EXERCISE DATA section start

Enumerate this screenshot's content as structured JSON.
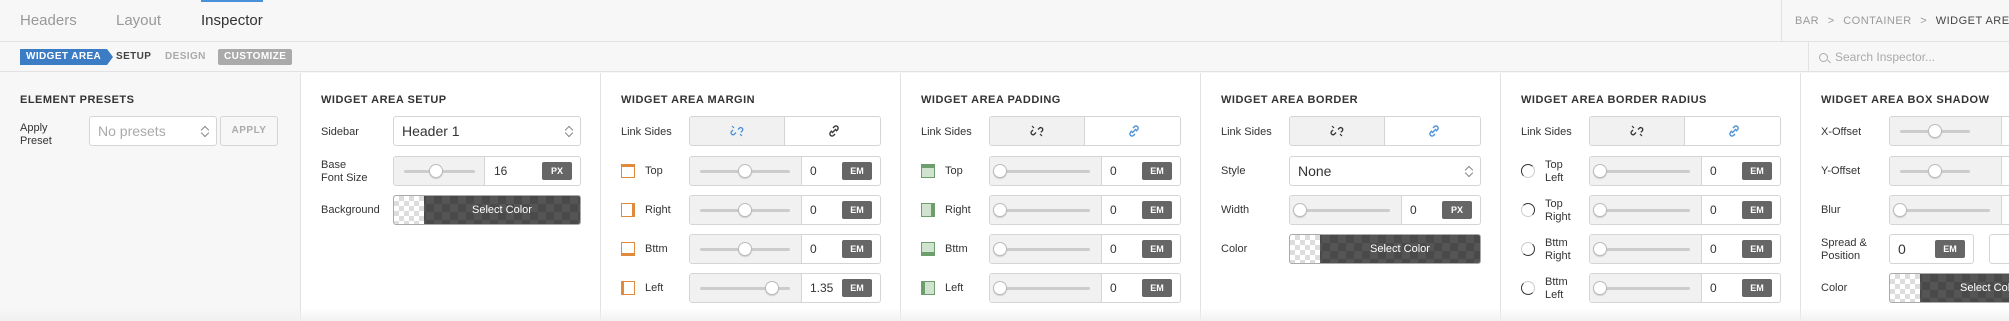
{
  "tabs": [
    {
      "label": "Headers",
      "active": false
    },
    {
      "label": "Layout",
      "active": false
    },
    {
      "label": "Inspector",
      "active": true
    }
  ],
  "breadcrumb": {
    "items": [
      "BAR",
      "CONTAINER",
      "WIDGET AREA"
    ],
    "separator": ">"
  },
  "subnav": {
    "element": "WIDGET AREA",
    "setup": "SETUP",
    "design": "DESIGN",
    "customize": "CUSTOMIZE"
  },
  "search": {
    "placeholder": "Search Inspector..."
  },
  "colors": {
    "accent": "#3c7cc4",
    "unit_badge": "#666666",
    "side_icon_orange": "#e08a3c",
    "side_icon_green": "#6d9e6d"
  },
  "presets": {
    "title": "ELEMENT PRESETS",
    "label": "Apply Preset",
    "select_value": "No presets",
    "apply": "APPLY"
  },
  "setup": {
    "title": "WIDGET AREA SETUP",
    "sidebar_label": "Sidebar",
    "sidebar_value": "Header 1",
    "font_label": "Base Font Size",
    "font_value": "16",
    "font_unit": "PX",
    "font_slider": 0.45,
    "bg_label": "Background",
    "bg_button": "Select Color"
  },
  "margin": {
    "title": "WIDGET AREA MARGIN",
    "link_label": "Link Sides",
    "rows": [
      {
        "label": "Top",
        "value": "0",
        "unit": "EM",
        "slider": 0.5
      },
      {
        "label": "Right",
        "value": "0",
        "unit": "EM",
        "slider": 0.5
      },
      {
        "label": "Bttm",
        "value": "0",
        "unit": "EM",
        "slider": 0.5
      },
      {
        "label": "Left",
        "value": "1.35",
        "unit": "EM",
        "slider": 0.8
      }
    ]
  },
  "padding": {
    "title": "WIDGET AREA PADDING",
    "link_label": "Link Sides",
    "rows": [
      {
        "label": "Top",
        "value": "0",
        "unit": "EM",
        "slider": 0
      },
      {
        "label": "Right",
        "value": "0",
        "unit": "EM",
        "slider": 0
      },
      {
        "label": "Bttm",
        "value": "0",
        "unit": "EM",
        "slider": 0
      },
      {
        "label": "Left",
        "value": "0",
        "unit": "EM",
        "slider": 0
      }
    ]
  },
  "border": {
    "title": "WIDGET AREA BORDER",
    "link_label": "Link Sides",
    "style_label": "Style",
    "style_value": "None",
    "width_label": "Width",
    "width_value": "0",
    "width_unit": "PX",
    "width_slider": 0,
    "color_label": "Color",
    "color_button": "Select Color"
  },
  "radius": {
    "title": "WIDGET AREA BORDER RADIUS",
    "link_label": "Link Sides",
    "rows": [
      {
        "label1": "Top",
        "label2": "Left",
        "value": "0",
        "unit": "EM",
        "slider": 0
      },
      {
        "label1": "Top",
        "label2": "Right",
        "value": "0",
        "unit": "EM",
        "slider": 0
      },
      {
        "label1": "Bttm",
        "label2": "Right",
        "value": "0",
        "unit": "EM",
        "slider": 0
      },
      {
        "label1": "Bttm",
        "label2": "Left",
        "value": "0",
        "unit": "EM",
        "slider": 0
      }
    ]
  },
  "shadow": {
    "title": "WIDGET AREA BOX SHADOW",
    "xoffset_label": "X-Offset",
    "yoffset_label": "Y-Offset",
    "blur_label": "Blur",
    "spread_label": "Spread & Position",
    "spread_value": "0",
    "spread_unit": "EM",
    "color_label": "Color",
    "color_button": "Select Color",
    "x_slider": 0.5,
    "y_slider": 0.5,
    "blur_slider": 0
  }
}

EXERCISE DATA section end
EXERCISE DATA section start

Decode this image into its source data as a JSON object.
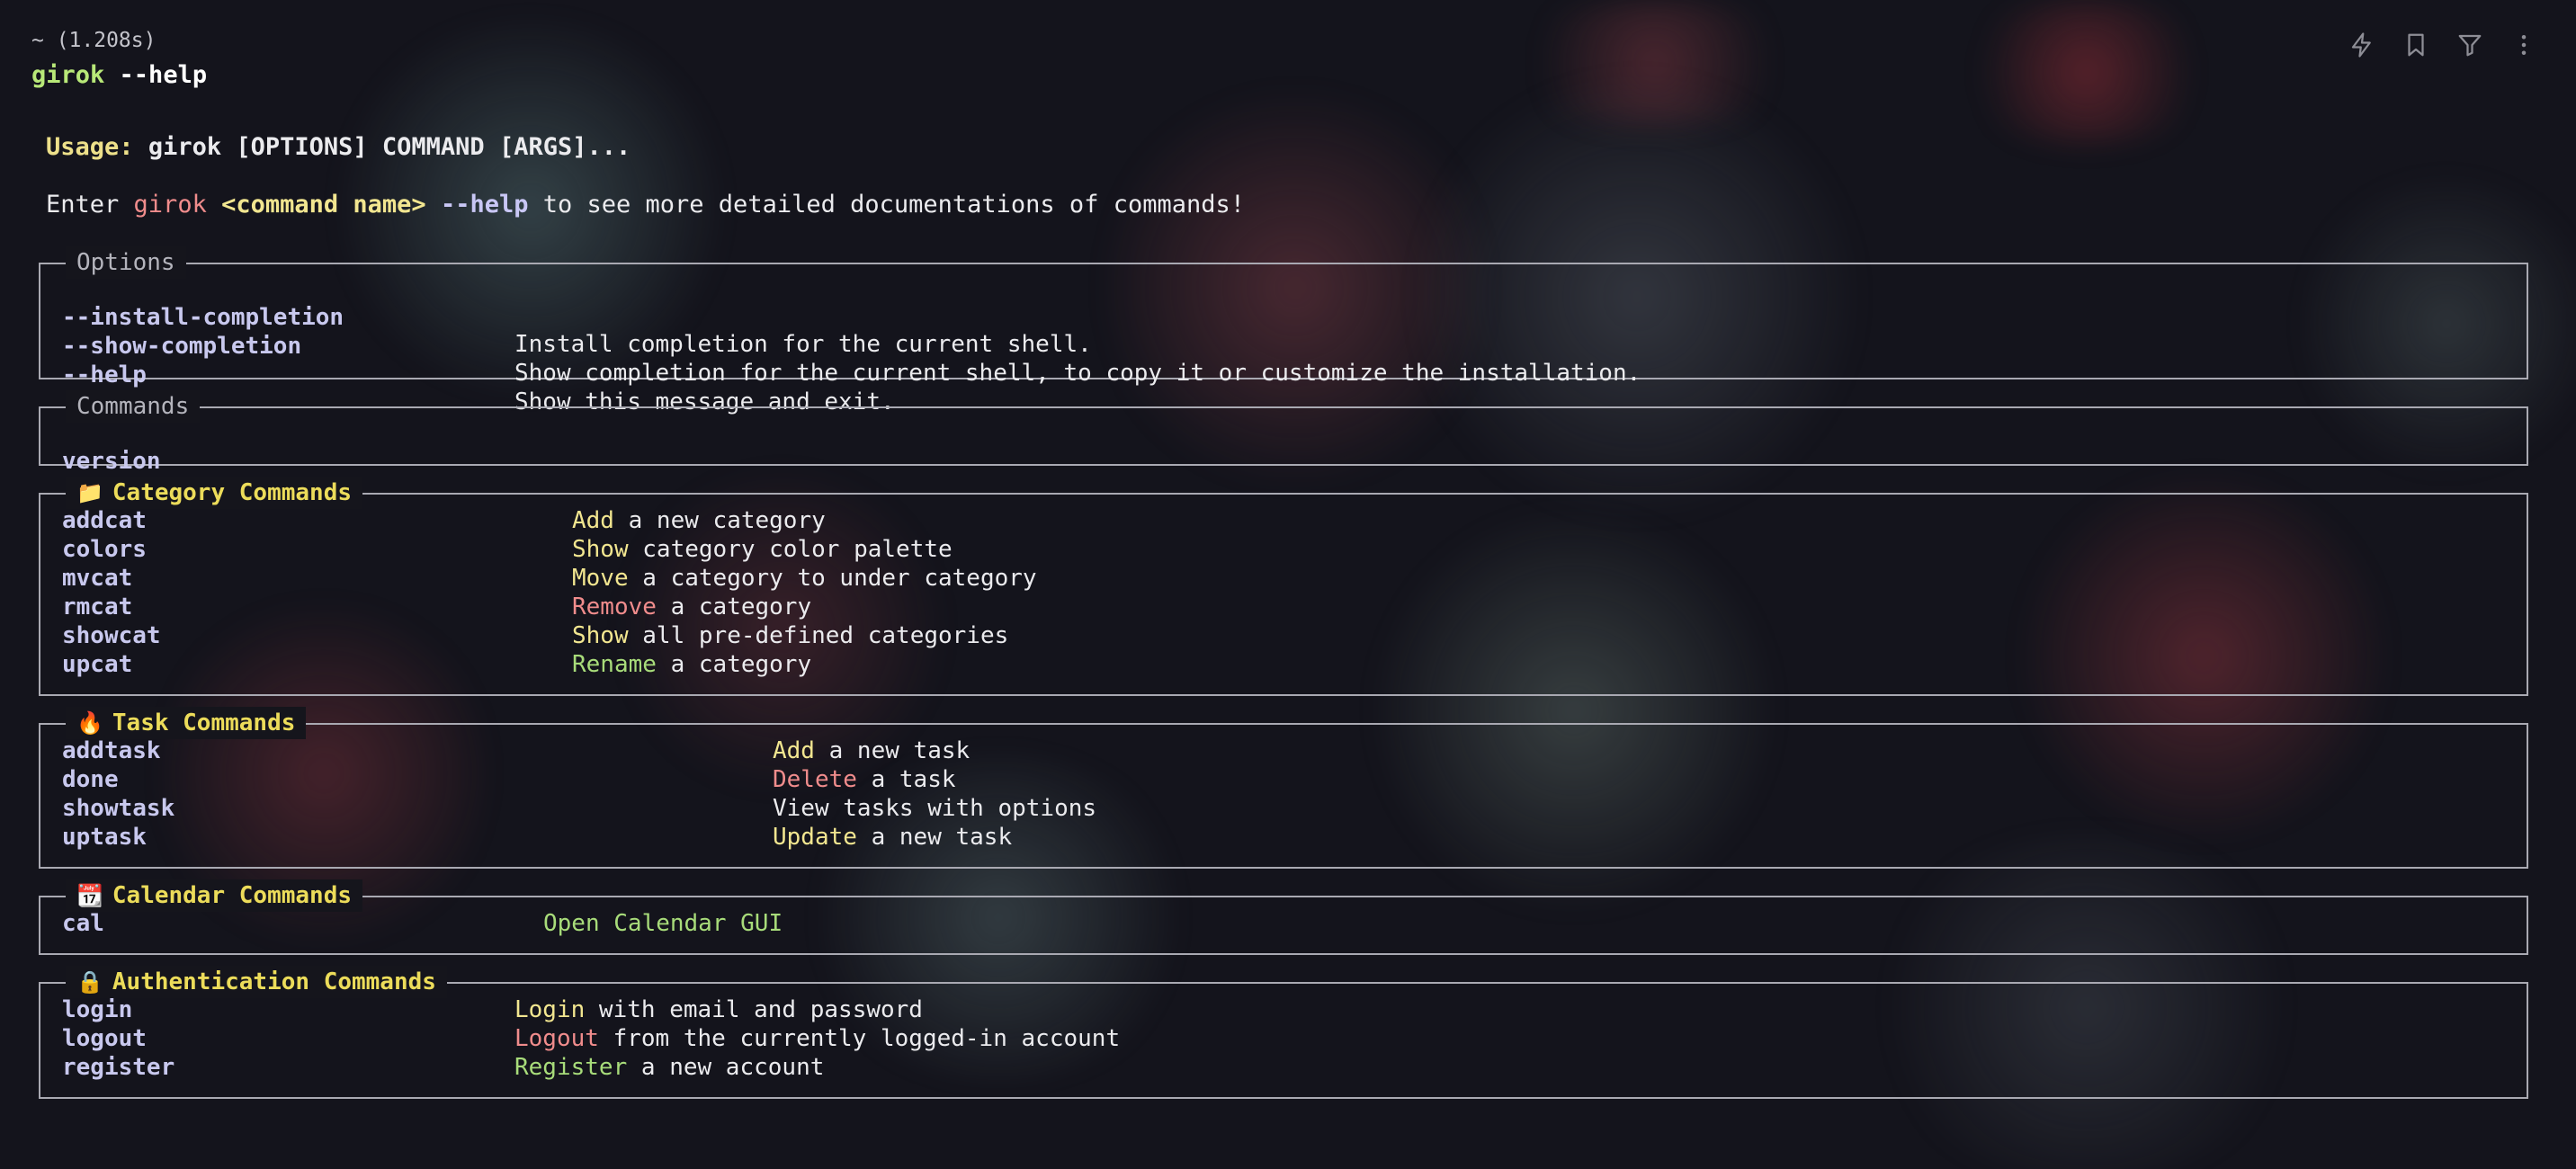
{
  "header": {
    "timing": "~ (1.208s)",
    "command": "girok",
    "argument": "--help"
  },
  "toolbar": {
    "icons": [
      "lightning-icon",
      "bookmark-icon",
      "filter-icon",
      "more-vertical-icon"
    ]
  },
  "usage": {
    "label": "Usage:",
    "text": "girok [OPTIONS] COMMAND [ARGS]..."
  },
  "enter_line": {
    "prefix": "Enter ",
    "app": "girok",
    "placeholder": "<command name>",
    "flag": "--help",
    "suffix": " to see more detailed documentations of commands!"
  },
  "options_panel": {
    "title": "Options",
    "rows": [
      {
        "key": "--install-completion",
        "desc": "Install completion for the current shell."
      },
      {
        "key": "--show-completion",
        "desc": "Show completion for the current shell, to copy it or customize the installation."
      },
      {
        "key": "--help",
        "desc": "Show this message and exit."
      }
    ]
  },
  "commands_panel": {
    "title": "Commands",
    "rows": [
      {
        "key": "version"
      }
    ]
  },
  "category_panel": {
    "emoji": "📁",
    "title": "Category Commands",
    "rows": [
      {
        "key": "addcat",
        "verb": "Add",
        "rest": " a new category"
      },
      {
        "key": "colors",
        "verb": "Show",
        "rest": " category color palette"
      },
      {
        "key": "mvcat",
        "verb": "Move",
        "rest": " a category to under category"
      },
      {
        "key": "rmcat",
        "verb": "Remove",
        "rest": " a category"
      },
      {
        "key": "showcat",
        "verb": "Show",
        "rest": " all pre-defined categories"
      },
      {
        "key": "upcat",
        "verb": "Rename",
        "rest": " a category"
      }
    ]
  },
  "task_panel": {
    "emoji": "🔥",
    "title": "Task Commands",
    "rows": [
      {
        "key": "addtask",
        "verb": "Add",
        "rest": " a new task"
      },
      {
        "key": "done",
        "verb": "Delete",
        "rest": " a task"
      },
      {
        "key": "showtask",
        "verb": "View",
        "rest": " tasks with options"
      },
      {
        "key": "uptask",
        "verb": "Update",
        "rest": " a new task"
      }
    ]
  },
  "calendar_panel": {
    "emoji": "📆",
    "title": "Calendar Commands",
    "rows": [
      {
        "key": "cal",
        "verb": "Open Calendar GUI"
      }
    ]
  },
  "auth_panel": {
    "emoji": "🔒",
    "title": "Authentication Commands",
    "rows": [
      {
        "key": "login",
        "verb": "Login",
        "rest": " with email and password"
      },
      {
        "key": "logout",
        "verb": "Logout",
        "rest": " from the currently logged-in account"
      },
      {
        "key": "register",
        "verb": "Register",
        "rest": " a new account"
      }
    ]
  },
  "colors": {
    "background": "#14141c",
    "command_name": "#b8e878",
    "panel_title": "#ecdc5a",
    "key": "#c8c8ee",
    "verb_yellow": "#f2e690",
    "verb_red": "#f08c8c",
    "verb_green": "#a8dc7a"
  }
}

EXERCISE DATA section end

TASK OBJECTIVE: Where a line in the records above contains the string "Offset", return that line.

ANSWER SECTION:
    "xoffset_label": "X-Offset",
    "yoffset_label": "Y-Offset",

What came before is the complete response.